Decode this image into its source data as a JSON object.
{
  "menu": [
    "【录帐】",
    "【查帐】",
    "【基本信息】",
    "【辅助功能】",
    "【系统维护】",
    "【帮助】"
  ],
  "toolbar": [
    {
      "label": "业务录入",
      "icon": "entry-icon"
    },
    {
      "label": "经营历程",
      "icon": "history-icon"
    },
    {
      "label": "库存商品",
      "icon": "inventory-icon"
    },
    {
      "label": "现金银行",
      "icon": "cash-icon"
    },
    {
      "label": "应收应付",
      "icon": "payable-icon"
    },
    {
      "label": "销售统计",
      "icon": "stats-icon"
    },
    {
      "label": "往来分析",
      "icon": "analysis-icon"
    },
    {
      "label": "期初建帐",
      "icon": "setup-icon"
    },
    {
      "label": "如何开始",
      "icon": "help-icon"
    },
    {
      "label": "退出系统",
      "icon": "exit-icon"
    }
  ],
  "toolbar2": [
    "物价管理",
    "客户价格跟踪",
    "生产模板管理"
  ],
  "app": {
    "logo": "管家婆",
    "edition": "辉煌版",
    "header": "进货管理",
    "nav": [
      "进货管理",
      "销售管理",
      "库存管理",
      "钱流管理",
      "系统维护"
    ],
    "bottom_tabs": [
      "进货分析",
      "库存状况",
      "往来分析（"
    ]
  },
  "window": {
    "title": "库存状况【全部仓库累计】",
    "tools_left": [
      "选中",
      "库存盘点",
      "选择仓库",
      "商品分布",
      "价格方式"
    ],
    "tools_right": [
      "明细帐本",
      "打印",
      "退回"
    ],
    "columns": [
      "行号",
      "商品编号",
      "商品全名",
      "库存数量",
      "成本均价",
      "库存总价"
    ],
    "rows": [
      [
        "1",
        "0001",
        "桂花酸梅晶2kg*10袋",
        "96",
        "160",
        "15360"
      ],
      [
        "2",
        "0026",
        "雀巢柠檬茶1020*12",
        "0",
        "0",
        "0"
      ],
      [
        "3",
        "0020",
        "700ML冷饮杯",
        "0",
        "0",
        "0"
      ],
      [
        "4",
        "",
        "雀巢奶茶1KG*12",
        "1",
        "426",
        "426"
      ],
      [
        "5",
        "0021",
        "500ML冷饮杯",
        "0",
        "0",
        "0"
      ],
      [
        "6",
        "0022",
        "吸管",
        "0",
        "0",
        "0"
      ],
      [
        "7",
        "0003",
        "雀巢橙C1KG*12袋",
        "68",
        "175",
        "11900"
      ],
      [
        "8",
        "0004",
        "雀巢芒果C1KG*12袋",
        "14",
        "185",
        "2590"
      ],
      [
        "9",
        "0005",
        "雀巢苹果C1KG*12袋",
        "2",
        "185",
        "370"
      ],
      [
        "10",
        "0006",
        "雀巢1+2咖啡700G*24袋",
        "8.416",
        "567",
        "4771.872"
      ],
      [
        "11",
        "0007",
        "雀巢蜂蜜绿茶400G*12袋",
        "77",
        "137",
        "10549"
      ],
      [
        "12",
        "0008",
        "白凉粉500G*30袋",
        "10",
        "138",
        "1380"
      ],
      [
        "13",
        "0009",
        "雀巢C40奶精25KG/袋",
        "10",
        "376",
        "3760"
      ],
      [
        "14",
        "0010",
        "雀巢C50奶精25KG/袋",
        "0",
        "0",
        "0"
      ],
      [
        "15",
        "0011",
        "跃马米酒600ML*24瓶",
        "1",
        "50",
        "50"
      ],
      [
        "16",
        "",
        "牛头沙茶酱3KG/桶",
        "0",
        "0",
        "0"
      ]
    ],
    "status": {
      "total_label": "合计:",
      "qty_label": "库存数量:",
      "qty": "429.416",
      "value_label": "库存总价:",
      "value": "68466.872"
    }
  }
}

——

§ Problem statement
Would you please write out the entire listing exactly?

§ Answer box
Decode this image into its source data as a JSON object.
{
  "menu": [
    "【录帐】",
    "【查帐】",
    "【基本信息】",
    "【辅助功能】",
    "【系统维护】",
    "【帮助】"
  ],
  "toolbar": [
    {
      "label": "业务录入",
      "icon": "entry-icon"
    },
    {
      "label": "经营历程",
      "icon": "history-icon"
    },
    {
      "label": "库存商品",
      "icon": "inventory-icon"
    },
    {
      "label": "现金银行",
      "icon": "cash-icon"
    },
    {
      "label": "应收应付",
      "icon": "payable-icon"
    },
    {
      "label": "销售统计",
      "icon": "stats-icon"
    },
    {
      "label": "往来分析",
      "icon": "analysis-icon"
    },
    {
      "label": "期初建帐",
      "icon": "setup-icon"
    },
    {
      "label": "如何开始",
      "icon": "help-icon"
    },
    {
      "label": "退出系统",
      "icon": "exit-icon"
    }
  ],
  "toolbar2": [
    "物价管理",
    "客户价格跟踪",
    "生产模板管理"
  ],
  "app": {
    "logo": "管家婆",
    "edition": "辉煌版",
    "header": "进货管理",
    "nav": [
      "进货管理",
      "销售管理",
      "库存管理",
      "钱流管理",
      "系统维护"
    ],
    "bottom_tabs": [
      "进货分析",
      "库存状况",
      "往来分析（"
    ]
  },
  "window": {
    "title": "库存状况【全部仓库累计】",
    "tools_left": [
      "选中",
      "库存盘点",
      "选择仓库",
      "商品分布",
      "价格方式"
    ],
    "tools_right": [
      "明细帐本",
      "打印",
      "退回"
    ],
    "columns": [
      "行号",
      "商品编号",
      "商品全名",
      "库存数量",
      "成本均价",
      "库存总价"
    ],
    "rows": [
      [
        "1",
        "0001",
        "桂花酸梅晶2kg*10袋",
        "96",
        "160",
        "15360"
      ],
      [
        "2",
        "0026",
        "雀巢柠檬茶1020*12",
        "0",
        "0",
        "0"
      ],
      [
        "3",
        "0020",
        "700ML冷饮杯",
        "0",
        "0",
        "0"
      ],
      [
        "4",
        "",
        "雀巢奶茶1KG*12",
        "1",
        "426",
        "426"
      ],
      [
        "5",
        "0021",
        "500ML冷饮杯",
        "0",
        "0",
        "0"
      ],
      [
        "6",
        "0022",
        "吸管",
        "0",
        "0",
        "0"
      ],
      [
        "7",
        "0003",
        "雀巢橙C1KG*12袋",
        "68",
        "175",
        "11900"
      ],
      [
        "8",
        "0004",
        "雀巢芒果C1KG*12袋",
        "14",
        "185",
        "2590"
      ],
      [
        "9",
        "0005",
        "雀巢苹果C1KG*12袋",
        "2",
        "185",
        "370"
      ],
      [
        "10",
        "0006",
        "雀巢1+2咖啡700G*24袋",
        "8.416",
        "567",
        "4771.872"
      ],
      [
        "11",
        "0007",
        "雀巢蜂蜜绿茶400G*12袋",
        "77",
        "137",
        "10549"
      ],
      [
        "12",
        "0008",
        "白凉粉500G*30袋",
        "10",
        "138",
        "1380"
      ],
      [
        "13",
        "0009",
        "雀巢C40奶精25KG/袋",
        "10",
        "376",
        "3760"
      ],
      [
        "14",
        "0010",
        "雀巢C50奶精25KG/袋",
        "0",
        "0",
        "0"
      ],
      [
        "15",
        "0011",
        "跃马米酒600ML*24瓶",
        "1",
        "50",
        "50"
      ],
      [
        "16",
        "",
        "牛头沙茶酱3KG/桶",
        "0",
        "0",
        "0"
      ]
    ],
    "status": {
      "total_label": "合计:",
      "qty_label": "库存数量:",
      "qty": "429.416",
      "value_label": "库存总价:",
      "value": "68466.872"
    }
  }
}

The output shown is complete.